Let’s talk: What did you like about season two? What didn’t you like – which season was better? Which episode was your favorite, and why? Comment below.

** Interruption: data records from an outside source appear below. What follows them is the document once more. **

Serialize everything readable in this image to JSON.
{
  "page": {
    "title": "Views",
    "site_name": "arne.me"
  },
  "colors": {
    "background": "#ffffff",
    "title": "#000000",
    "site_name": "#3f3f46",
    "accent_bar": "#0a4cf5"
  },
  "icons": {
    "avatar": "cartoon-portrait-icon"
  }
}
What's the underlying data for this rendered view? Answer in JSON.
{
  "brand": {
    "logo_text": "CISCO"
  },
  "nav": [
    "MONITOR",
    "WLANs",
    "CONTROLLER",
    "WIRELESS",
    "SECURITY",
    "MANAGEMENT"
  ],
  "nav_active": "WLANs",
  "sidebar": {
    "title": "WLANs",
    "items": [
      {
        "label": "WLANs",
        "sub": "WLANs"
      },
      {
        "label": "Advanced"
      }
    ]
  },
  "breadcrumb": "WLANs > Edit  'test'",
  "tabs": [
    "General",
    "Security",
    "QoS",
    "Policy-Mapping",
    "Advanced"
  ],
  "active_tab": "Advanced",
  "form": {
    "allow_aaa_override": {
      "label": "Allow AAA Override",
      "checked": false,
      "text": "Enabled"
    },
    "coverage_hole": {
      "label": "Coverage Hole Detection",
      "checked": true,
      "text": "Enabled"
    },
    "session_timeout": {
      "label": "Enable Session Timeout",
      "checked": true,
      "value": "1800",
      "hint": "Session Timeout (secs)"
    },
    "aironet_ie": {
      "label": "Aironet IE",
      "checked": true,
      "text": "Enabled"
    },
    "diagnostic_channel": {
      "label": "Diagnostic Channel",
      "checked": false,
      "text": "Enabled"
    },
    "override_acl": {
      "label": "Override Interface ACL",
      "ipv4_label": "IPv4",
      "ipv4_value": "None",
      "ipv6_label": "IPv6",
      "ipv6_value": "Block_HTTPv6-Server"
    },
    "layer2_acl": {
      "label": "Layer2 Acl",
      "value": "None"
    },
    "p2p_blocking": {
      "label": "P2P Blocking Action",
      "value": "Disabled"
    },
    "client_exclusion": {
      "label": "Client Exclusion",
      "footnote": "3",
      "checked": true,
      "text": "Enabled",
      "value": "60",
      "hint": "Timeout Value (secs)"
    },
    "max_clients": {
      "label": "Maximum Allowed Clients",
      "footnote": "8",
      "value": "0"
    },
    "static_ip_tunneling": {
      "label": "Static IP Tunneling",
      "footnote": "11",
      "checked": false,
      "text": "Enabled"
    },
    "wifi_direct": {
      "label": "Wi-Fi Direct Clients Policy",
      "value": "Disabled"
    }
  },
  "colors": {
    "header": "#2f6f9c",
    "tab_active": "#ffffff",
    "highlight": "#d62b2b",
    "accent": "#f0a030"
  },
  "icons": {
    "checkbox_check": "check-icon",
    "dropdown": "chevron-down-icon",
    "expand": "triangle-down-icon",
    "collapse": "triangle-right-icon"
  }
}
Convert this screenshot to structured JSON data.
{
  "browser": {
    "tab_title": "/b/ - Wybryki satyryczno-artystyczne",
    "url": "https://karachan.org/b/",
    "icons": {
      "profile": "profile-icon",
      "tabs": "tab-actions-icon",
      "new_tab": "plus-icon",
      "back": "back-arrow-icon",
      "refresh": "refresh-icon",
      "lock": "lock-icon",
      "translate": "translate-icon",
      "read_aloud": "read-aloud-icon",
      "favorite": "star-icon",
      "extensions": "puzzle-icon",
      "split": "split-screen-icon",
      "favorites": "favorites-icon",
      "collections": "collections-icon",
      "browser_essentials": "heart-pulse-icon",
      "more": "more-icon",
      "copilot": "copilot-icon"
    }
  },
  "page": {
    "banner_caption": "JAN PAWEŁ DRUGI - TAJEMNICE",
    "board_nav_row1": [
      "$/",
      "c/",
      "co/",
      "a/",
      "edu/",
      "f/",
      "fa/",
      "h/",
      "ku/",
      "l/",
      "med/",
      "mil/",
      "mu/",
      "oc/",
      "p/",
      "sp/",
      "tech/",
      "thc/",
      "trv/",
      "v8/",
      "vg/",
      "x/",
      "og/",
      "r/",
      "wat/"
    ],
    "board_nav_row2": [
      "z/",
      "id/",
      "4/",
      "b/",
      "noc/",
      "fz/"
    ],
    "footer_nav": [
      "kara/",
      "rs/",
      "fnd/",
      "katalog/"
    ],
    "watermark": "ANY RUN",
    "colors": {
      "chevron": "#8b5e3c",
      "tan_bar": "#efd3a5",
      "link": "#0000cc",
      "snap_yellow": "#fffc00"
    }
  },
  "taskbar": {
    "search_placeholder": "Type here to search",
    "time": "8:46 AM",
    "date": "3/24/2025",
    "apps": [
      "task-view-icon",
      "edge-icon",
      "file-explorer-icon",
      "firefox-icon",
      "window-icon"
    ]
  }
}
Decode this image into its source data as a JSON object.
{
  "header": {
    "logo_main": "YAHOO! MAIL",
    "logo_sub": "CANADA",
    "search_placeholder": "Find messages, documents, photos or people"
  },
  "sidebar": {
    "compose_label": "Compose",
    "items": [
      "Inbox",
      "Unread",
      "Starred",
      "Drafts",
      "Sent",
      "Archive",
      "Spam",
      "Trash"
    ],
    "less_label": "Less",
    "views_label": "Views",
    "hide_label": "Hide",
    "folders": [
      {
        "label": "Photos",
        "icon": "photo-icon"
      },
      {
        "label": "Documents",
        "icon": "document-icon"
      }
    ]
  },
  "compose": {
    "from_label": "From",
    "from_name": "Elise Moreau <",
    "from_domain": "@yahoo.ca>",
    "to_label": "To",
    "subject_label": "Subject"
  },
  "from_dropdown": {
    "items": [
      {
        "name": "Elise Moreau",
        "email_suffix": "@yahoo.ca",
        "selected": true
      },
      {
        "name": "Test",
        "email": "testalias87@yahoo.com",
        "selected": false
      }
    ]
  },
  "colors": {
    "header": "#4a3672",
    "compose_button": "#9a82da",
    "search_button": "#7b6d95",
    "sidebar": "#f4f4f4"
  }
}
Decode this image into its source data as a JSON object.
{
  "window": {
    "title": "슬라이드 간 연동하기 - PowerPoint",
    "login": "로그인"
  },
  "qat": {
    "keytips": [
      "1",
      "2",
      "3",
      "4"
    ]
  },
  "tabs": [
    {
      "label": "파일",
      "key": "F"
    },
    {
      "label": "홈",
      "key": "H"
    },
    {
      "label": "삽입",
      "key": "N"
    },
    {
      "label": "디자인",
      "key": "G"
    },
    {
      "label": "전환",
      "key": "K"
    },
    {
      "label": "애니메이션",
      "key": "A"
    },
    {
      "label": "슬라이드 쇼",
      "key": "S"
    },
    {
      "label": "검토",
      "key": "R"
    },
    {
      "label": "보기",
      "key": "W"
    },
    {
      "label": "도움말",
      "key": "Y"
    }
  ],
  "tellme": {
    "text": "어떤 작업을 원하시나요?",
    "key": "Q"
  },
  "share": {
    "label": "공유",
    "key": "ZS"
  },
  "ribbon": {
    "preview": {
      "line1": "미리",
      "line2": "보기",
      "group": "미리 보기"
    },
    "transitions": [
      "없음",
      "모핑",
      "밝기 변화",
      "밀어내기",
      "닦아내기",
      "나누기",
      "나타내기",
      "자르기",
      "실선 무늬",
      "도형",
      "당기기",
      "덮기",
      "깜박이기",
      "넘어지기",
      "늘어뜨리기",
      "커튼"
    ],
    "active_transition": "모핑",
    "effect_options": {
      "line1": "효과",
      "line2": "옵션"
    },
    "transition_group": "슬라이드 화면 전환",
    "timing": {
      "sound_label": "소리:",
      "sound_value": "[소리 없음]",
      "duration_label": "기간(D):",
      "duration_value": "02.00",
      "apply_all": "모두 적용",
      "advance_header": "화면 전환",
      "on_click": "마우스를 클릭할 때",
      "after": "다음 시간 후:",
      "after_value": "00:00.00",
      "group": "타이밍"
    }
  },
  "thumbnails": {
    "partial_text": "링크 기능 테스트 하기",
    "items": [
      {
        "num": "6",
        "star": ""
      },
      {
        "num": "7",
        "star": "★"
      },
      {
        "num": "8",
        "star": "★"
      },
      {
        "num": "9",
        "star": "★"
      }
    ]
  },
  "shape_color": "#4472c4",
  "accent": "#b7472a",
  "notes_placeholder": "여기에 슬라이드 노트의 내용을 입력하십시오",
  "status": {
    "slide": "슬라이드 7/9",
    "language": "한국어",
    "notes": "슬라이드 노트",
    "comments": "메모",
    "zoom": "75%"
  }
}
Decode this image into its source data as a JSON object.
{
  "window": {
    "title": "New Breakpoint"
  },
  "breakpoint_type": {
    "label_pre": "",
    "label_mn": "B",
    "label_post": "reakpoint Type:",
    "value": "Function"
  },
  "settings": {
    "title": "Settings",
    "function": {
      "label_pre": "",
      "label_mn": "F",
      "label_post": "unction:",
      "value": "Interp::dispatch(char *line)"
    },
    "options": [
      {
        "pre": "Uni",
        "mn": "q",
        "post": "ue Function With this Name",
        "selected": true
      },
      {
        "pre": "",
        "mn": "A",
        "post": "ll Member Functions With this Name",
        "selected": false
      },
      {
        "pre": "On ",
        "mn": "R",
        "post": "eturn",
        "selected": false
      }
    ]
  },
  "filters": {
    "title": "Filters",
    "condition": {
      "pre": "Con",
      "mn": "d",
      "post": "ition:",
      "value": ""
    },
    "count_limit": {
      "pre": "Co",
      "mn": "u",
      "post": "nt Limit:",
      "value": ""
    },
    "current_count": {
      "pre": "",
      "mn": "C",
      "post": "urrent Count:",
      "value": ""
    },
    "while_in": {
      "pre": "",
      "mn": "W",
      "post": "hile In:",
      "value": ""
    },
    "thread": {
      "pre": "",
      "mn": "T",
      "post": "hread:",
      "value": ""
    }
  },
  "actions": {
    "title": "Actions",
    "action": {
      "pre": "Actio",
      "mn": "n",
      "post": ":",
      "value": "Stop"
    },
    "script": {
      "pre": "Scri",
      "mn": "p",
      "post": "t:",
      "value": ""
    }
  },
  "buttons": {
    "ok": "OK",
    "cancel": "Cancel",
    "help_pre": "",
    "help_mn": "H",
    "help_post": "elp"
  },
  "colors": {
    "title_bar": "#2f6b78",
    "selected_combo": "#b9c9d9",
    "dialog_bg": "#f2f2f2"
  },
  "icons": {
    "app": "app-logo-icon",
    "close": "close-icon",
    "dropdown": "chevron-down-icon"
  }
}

Content: E1 shows a nude Irene with a full shot of her back side; later she uses her hands to carefully cover everything. We see her in a suggestive outfit entering a room housing a “client.” She once uses her whip to get Sherlock to be “submissive” and there is some suggestive dialogue between them. [She remarks that she could have him “twice” and Sherlock is made fun of for his naïve sexual experience.] There’s remarks about Watson and Sherlock being gay much to Watson’s mortification; once Watson stumbles upon a car in which two people are having sex [the car is rocking]. There is some violence including with guns; two men commit suicide [there is blood] and another takes a dive off a skyscraper. One man is murdered by what a boy perceives to be a terrifying creature [there are flashbacks].There is some profanity [bas*tard] and abuse of God’s name. This is TV14.